Northeastern Finally Hands Boston College a loss, 2-1

By Matt Noonan

BOSTON, MA – It was the final meeting between Boston College [22-7-1,16-6-1] and Northeastern University [11-12-7, 9-8-6] men’s ice hockey teams on Saturday, but despite all the wins and loses between both squads, the Hub may have found its newest college sports rivalry or at least, four games to watch every winter.

Boston College and Boston University is the immediate answer when one thinks about college hockey in Massachusetts or collegiate rivalries in the Hub, but after watching the Eagles and Huskies push each other to the brink during three games in six days, which featured 11-periods, two overtimes and 30-points, it maybe fair to say that this was indeed some quality hockey that was on display for an entire week.

“[Tonight] was a hockey game [because] the other two nights were [awful] games,” said Boston College head coach Jerry York. “This was much more like what hockey in February should be.”

Yet, despite all the fireworks that both teams produced over a span of 96-hours, Northeastern University’s 2-1 win on Saturday should not be classified as a dramatic finish, but rather a subdued win against the Eagles.

“[It was an] extremely gutsy efforts, really proud of them for the focus and the poise they played with.

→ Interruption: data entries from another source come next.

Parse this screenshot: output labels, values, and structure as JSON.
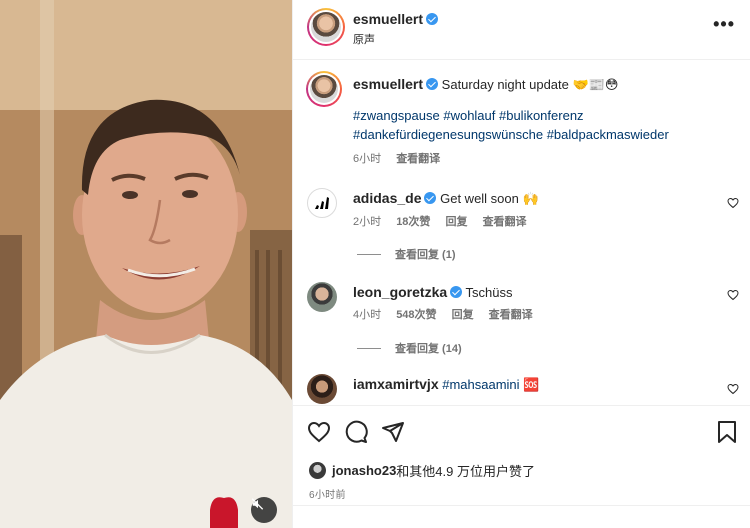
{
  "post": {
    "author": "esmuellert",
    "audio_label": "原声",
    "more_icon": "more-horizontal-icon"
  },
  "caption": {
    "author": "esmuellert",
    "text": "Saturday night update 🤝📰😳",
    "hashtags_line1": "#zwangspause #wohlauf #bulikonferenz",
    "hashtags_line2": "#dankefürdiegenesungswünsche #baldpackmaswieder",
    "time": "6小时",
    "translate": "查看翻译"
  },
  "comments": [
    {
      "author": "adidas_de",
      "text": "Get well soon 🙌",
      "time": "2小时",
      "likes": "18次赞",
      "reply": "回复",
      "translate": "查看翻译",
      "view_replies": "查看回复 (1)"
    },
    {
      "author": "leon_goretzka",
      "text": "Tschüss",
      "time": "4小时",
      "likes": "548次赞",
      "reply": "回复",
      "translate": "查看翻译",
      "view_replies": "查看回复 (14)"
    },
    {
      "author": "iamxamirtvjx",
      "text": "#mahsaamini 🆘"
    }
  ],
  "actions": {
    "liked_by_user": "jonasho23",
    "liked_by_rest": "和其他4.9 万位用户赞了",
    "time_ago": "6小时前"
  },
  "colors": {
    "hashtag": "#00376b",
    "verified": "#3897f0",
    "muted_text": "#737373"
  }
}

Coach [Greg] Cronin [and Albie] O’Connell and myself worked hard to get them to this level and we’re very proud of them buying into the system that we as a coaching staff have come up with and its great to see them coming together right now at this time of the season,” said Northeastern assistant coach Sebastien Laplante.

The game itself didn’t feature a lot of penalties, fights or back and fourth banter between both benches, but instead, just sloppy hockey, as well as a bunch of young college students who seemed rather fatigued.

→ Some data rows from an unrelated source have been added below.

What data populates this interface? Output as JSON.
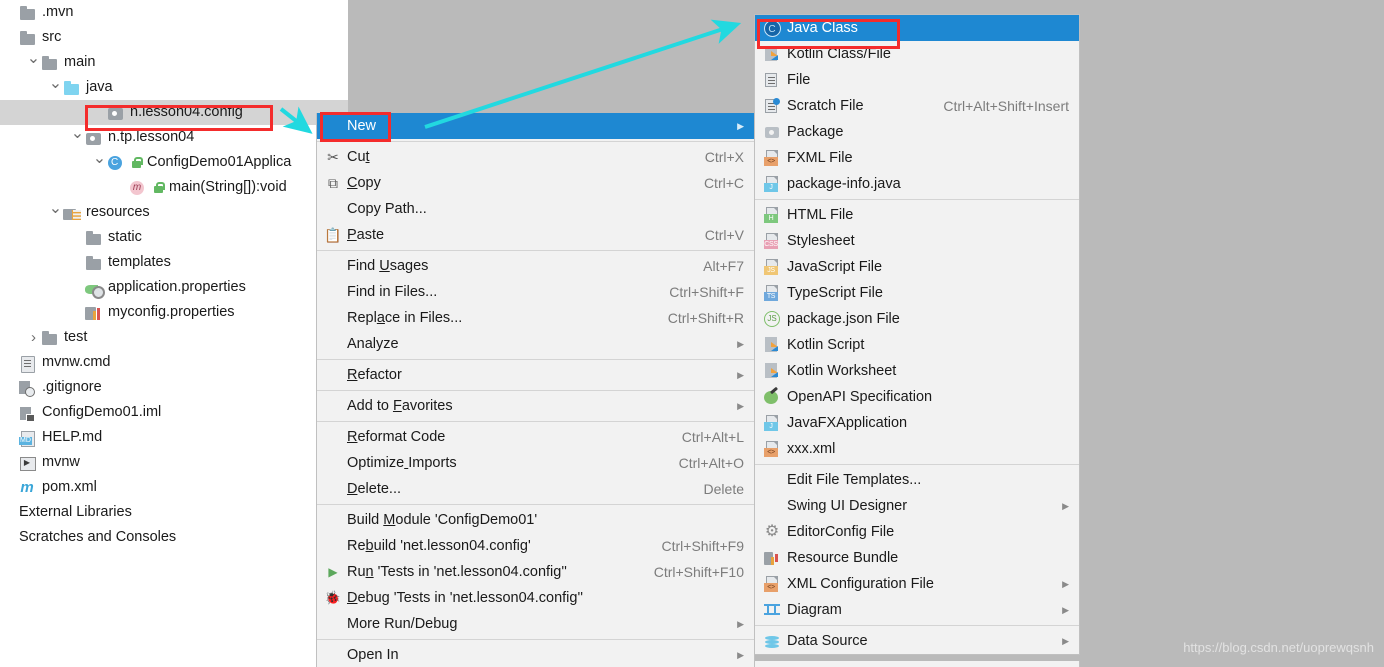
{
  "tree": {
    "items": [
      {
        "label": ".mvn",
        "indent": 0,
        "twist": "",
        "icon": "folder"
      },
      {
        "label": "src",
        "indent": 0,
        "twist": "",
        "icon": "folder"
      },
      {
        "label": "main",
        "indent": 1,
        "twist": "v",
        "icon": "folder"
      },
      {
        "label": "java",
        "indent": 2,
        "twist": "v",
        "icon": "folder-blue"
      },
      {
        "label": "n.lesson04.config",
        "indent": 4,
        "twist": "",
        "icon": "package",
        "selected": true
      },
      {
        "label": "n.tp.lesson04",
        "indent": 3,
        "twist": "v",
        "icon": "package"
      },
      {
        "label": "ConfigDemo01Applica",
        "indent": 4,
        "twist": "v",
        "icon": "spring-class",
        "lock": true
      },
      {
        "label": "main(String[]):void",
        "indent": 5,
        "twist": "",
        "icon": "method",
        "lock": true
      },
      {
        "label": "resources",
        "indent": 2,
        "twist": "v",
        "icon": "resources-folder"
      },
      {
        "label": "static",
        "indent": 3,
        "twist": "",
        "icon": "folder"
      },
      {
        "label": "templates",
        "indent": 3,
        "twist": "",
        "icon": "folder"
      },
      {
        "label": "application.properties",
        "indent": 3,
        "twist": "",
        "icon": "app-properties"
      },
      {
        "label": "myconfig.properties",
        "indent": 3,
        "twist": "",
        "icon": "properties"
      },
      {
        "label": "test",
        "indent": 1,
        "twist": ">",
        "icon": "folder"
      },
      {
        "label": "mvnw.cmd",
        "indent": 0,
        "twist": "",
        "icon": "file"
      },
      {
        "label": ".gitignore",
        "indent": 0,
        "twist": "",
        "icon": "gitignore"
      },
      {
        "label": "ConfigDemo01.iml",
        "indent": 0,
        "twist": "",
        "icon": "iml"
      },
      {
        "label": "HELP.md",
        "indent": 0,
        "twist": "",
        "icon": "markdown"
      },
      {
        "label": "mvnw",
        "indent": 0,
        "twist": "",
        "icon": "mvnw"
      },
      {
        "label": "pom.xml",
        "indent": 0,
        "twist": "",
        "icon": "maven"
      },
      {
        "label": "External Libraries",
        "indent": -1,
        "twist": "",
        "icon": "none"
      },
      {
        "label": "Scratches and Consoles",
        "indent": -1,
        "twist": "",
        "icon": "none"
      }
    ]
  },
  "context_menu": {
    "items": [
      {
        "label": "New",
        "icon": "none",
        "shortcut": "",
        "submenu": true,
        "highlighted": true
      },
      {
        "sep": true
      },
      {
        "label": "Cut",
        "icon": "scissors-icon",
        "shortcut": "Ctrl+X",
        "mnemonic": 2
      },
      {
        "label": "Copy",
        "icon": "copy-icon",
        "shortcut": "Ctrl+C",
        "mnemonic": 0
      },
      {
        "label": "Copy Path...",
        "icon": "none",
        "shortcut": ""
      },
      {
        "label": "Paste",
        "icon": "clipboard-icon",
        "shortcut": "Ctrl+V",
        "mnemonic": 0
      },
      {
        "sep": true
      },
      {
        "label": "Find Usages",
        "icon": "none",
        "shortcut": "Alt+F7",
        "mnemonic": 5
      },
      {
        "label": "Find in Files...",
        "icon": "none",
        "shortcut": "Ctrl+Shift+F"
      },
      {
        "label": "Replace in Files...",
        "icon": "none",
        "shortcut": "Ctrl+Shift+R",
        "mnemonic": 4
      },
      {
        "label": "Analyze",
        "icon": "none",
        "shortcut": "",
        "submenu": true
      },
      {
        "sep": true
      },
      {
        "label": "Refactor",
        "icon": "none",
        "shortcut": "",
        "submenu": true,
        "mnemonic": 0
      },
      {
        "sep": true
      },
      {
        "label": "Add to Favorites",
        "icon": "none",
        "shortcut": "",
        "submenu": true,
        "mnemonic": 7
      },
      {
        "sep": true
      },
      {
        "label": "Reformat Code",
        "icon": "none",
        "shortcut": "Ctrl+Alt+L",
        "mnemonic": 0
      },
      {
        "label": "Optimize Imports",
        "icon": "none",
        "shortcut": "Ctrl+Alt+O",
        "mnemonic": 8
      },
      {
        "label": "Delete...",
        "icon": "none",
        "shortcut": "Delete",
        "mnemonic": 0
      },
      {
        "sep": true
      },
      {
        "label": "Build Module 'ConfigDemo01'",
        "icon": "none",
        "shortcut": "",
        "mnemonic": 6
      },
      {
        "label": "Rebuild 'net.lesson04.config'",
        "icon": "none",
        "shortcut": "Ctrl+Shift+F9",
        "mnemonic": 2
      },
      {
        "label": "Run 'Tests in 'net.lesson04.config''",
        "icon": "run-icon",
        "shortcut": "Ctrl+Shift+F10",
        "mnemonic": 2
      },
      {
        "label": "Debug 'Tests in 'net.lesson04.config''",
        "icon": "debug-icon",
        "shortcut": "",
        "mnemonic": 0
      },
      {
        "label": "More Run/Debug",
        "icon": "none",
        "shortcut": "",
        "submenu": true
      },
      {
        "sep": true
      },
      {
        "label": "Open In",
        "icon": "none",
        "shortcut": "",
        "submenu": true
      }
    ]
  },
  "new_submenu": {
    "items": [
      {
        "label": "Java Class",
        "icon": "java-class-icon",
        "shortcut": "",
        "highlighted": true
      },
      {
        "label": "Kotlin Class/File",
        "icon": "kotlin-icon",
        "shortcut": ""
      },
      {
        "label": "File",
        "icon": "file-icon",
        "shortcut": ""
      },
      {
        "label": "Scratch File",
        "icon": "scratch-file-icon",
        "shortcut": "Ctrl+Alt+Shift+Insert"
      },
      {
        "label": "Package",
        "icon": "package-icon",
        "shortcut": ""
      },
      {
        "label": "FXML File",
        "icon": "fxml-file-icon",
        "shortcut": "",
        "tag": "<>",
        "tagColor": "#e8a06a"
      },
      {
        "label": "package-info.java",
        "icon": "java-file-icon",
        "shortcut": "",
        "tag": "J",
        "tagColor": "#6fc7e8"
      },
      {
        "sep": true
      },
      {
        "label": "HTML File",
        "icon": "html-file-icon",
        "shortcut": "",
        "tag": "H",
        "tagColor": "#7ec87e"
      },
      {
        "label": "Stylesheet",
        "icon": "css-file-icon",
        "shortcut": "",
        "tag": "CSS",
        "tagColor": "#e8a0b4"
      },
      {
        "label": "JavaScript File",
        "icon": "javascript-file-icon",
        "shortcut": "",
        "tag": "JS",
        "tagColor": "#f0c674"
      },
      {
        "label": "TypeScript File",
        "icon": "typescript-file-icon",
        "shortcut": "",
        "tag": "TS",
        "tagColor": "#6fa8dc"
      },
      {
        "label": "package.json File",
        "icon": "packagejson-icon",
        "shortcut": ""
      },
      {
        "label": "Kotlin Script",
        "icon": "kotlin-icon",
        "shortcut": ""
      },
      {
        "label": "Kotlin Worksheet",
        "icon": "kotlin-icon",
        "shortcut": ""
      },
      {
        "label": "OpenAPI Specification",
        "icon": "openapi-icon",
        "shortcut": ""
      },
      {
        "label": "JavaFXApplication",
        "icon": "java-file-icon",
        "shortcut": "",
        "tag": "J",
        "tagColor": "#6fc7e8"
      },
      {
        "label": "xxx.xml",
        "icon": "xml-file-icon",
        "shortcut": "",
        "tag": "<>",
        "tagColor": "#e8a06a"
      },
      {
        "sep": true
      },
      {
        "label": "Edit File Templates...",
        "icon": "none",
        "shortcut": ""
      },
      {
        "label": "Swing UI Designer",
        "icon": "none",
        "shortcut": "",
        "submenu": true
      },
      {
        "label": "EditorConfig File",
        "icon": "gear-icon",
        "shortcut": ""
      },
      {
        "label": "Resource Bundle",
        "icon": "resource-bundle-icon",
        "shortcut": ""
      },
      {
        "label": "XML Configuration File",
        "icon": "xml-file-icon",
        "shortcut": "",
        "submenu": true,
        "tag": "<>",
        "tagColor": "#e8a06a"
      },
      {
        "label": "Diagram",
        "icon": "diagram-icon",
        "shortcut": "",
        "submenu": true
      },
      {
        "sep": true
      },
      {
        "label": "Data Source",
        "icon": "database-icon",
        "shortcut": "",
        "submenu": true
      }
    ]
  },
  "annotations": {
    "watermark": "https://blog.csdn.net/uoprewqsnh",
    "highlight_color": "#f42c2c",
    "arrow_color": "#22d9e0",
    "selection_color": "#1e88d2"
  }
}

Throughout the entire first period, the Eagles spent a great deal of time in front of Chris Rawlings net; yet, they were unable to convert any of their 14-shots into points. The continuous efforts were unsuccessful, but the same could be said for the Huskies offense too that finished the period with only four shots. Their lack of shooting or offense transcended from their first period on Friday, when the Huskies only recorded three shots on Eagles goaltender John Muse and one goal.

Although, after watching a slow first period, it seemed as if the fans just wanted something to cheer about, which did happen when Brodie Reid broke the stalemate and gave the Huskies an early, 1-0 lead. Northeastern would score again, but during the final period when Braden Pimm netted an unassisted goal, which practically put the game away, until Boston College’s Cam Atkinson scored during the final few minutes.

Atkinson’s goal electrified the Matthews Arena, as the final minutes felt like the closing seconds of the 59th Annual Boston Beanpot Championship.

“[Northeastern] did a nice job in a lot of different areas,” said York. “I think its like I said before, it’s a good solid hockey team.”

The Buzzer did sound eventually and due to Boston College’s hard fought efforts, the Eagles left the ice with a loss while Northeastern celebrated the win. The Huskies not only earned their first victory against the number one team in America, but also solidified a spot in the upcoming Hockey East tournament in March.

“We clinched [the] playoffs tonight, but we’re certainly not [going] to stop right now. We want to keep going up and see we’re we can end up in the standings and get better position for the playoffs,” said Laplante.

While the “mini-playoffs” series is indeed over, it certainly is possible to believe that these particular three games will help build confidence and momentum for both squads prior to the start of the conference playoffs.

“This was like one of those playoff series. Two out of three, three out of five series, you just don’t get these very often before we get to playoff situations, so its good for both teams,” said York.

Leave a Reply

This site uses Akismet to reduce spam. Learn how your comment data is processed.